Consumers have been given various choices of going for any brand of their choice as some go for brand loyalty, change in price or alcoholic volume but to the manufacturers, they are kind of faced with some challenges when it comes to government regulations and laws.
Taking a peek into the industry, the United Capital Plc, a leading African financial and investment services Group providing bespoke value-added financial service to its clients recently released a report that “The performance of brewers in H1-18 was driven by developments in the competitive landscape. ABInbev completed its new plant in Shagamu and flooded the market with its regional premium beer, Trophy lager.
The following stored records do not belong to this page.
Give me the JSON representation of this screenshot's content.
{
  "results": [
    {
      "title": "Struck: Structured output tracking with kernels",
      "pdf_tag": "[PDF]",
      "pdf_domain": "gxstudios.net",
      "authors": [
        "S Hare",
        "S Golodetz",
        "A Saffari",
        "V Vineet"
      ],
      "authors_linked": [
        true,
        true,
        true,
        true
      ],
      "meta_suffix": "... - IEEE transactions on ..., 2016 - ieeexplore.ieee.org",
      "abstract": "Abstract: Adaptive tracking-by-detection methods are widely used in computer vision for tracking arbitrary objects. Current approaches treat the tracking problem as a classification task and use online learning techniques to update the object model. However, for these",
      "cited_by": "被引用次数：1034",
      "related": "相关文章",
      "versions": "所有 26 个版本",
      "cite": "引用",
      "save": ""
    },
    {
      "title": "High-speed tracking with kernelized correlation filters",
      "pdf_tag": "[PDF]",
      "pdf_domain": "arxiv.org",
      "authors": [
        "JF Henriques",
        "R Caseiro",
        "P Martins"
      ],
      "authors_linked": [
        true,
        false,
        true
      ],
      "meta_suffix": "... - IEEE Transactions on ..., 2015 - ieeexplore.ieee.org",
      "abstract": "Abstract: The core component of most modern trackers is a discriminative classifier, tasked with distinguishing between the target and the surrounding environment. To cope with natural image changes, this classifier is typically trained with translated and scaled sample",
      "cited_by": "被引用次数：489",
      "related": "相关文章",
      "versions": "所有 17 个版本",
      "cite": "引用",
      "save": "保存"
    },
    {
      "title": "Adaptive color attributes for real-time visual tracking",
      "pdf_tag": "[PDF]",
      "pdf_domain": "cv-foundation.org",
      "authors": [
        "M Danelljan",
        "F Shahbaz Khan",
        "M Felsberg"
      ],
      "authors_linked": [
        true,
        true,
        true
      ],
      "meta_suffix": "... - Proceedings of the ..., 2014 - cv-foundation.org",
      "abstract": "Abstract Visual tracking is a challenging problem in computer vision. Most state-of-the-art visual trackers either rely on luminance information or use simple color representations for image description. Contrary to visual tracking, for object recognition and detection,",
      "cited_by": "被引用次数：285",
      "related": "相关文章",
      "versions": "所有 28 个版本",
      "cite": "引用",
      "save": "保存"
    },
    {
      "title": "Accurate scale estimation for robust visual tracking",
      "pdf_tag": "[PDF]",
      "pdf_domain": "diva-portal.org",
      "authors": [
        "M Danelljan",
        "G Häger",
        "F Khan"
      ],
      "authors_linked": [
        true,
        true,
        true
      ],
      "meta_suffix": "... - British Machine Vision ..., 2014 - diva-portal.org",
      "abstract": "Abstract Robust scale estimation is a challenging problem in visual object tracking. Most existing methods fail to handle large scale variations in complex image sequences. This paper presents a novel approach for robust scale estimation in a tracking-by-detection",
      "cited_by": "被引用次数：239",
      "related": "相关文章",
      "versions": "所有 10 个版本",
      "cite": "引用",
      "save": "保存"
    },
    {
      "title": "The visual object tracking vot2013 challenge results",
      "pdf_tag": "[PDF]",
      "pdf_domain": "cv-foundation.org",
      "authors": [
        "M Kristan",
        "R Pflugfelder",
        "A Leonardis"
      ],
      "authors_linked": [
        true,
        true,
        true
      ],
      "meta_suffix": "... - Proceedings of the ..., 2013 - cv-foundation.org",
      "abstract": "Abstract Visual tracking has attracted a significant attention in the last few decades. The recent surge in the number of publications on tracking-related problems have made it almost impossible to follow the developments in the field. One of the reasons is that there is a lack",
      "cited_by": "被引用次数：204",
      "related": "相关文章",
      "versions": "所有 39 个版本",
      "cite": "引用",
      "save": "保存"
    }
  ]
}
“Also, the company introduced its flagship international premium beer, Budweiser, into the Nigerian market. Unsurprisingly, NB’s revenue took a hit, tumbling 0.2%y/y to N95.2bn in Q2- 18 amid volume weakness.
“However, GUINNESS’ printed stronger revenue number in its 9M-17/18, up 17.4% to N105.5bn amid increased sector competition. Going into H2-18, the implementation of the new excise duty on alcoholic beverages may dampen revenue growth.
“In Jun-18 the Federal government replaced the ad-valorem rate on alcoholic beverages with a fixed rate charge estimated based on volume. Accordingly, consumption of Beer & Stout now attracts N0.30/Centi-Liter (Cl) in 2018.
“To moderate the impact on prices, an additional increase of the N0.30/CL will spread over into 2019 and 2020 with charges per CL anticipated to settle at N0.35/Cl over the period. Consumption of Wine would attract N1.25/CL in 2018 and N1.50/CL in 2019 and 2020, while Spirit would attract N1.50/CL in 2018 with a planned increase to N1.75/CL and N2.0/CL in 2019 and 2020 respectively.
“Notably, given the intense competition for market share, we believe the sector players might find it difficult to transfer the tax burden to their consumers.”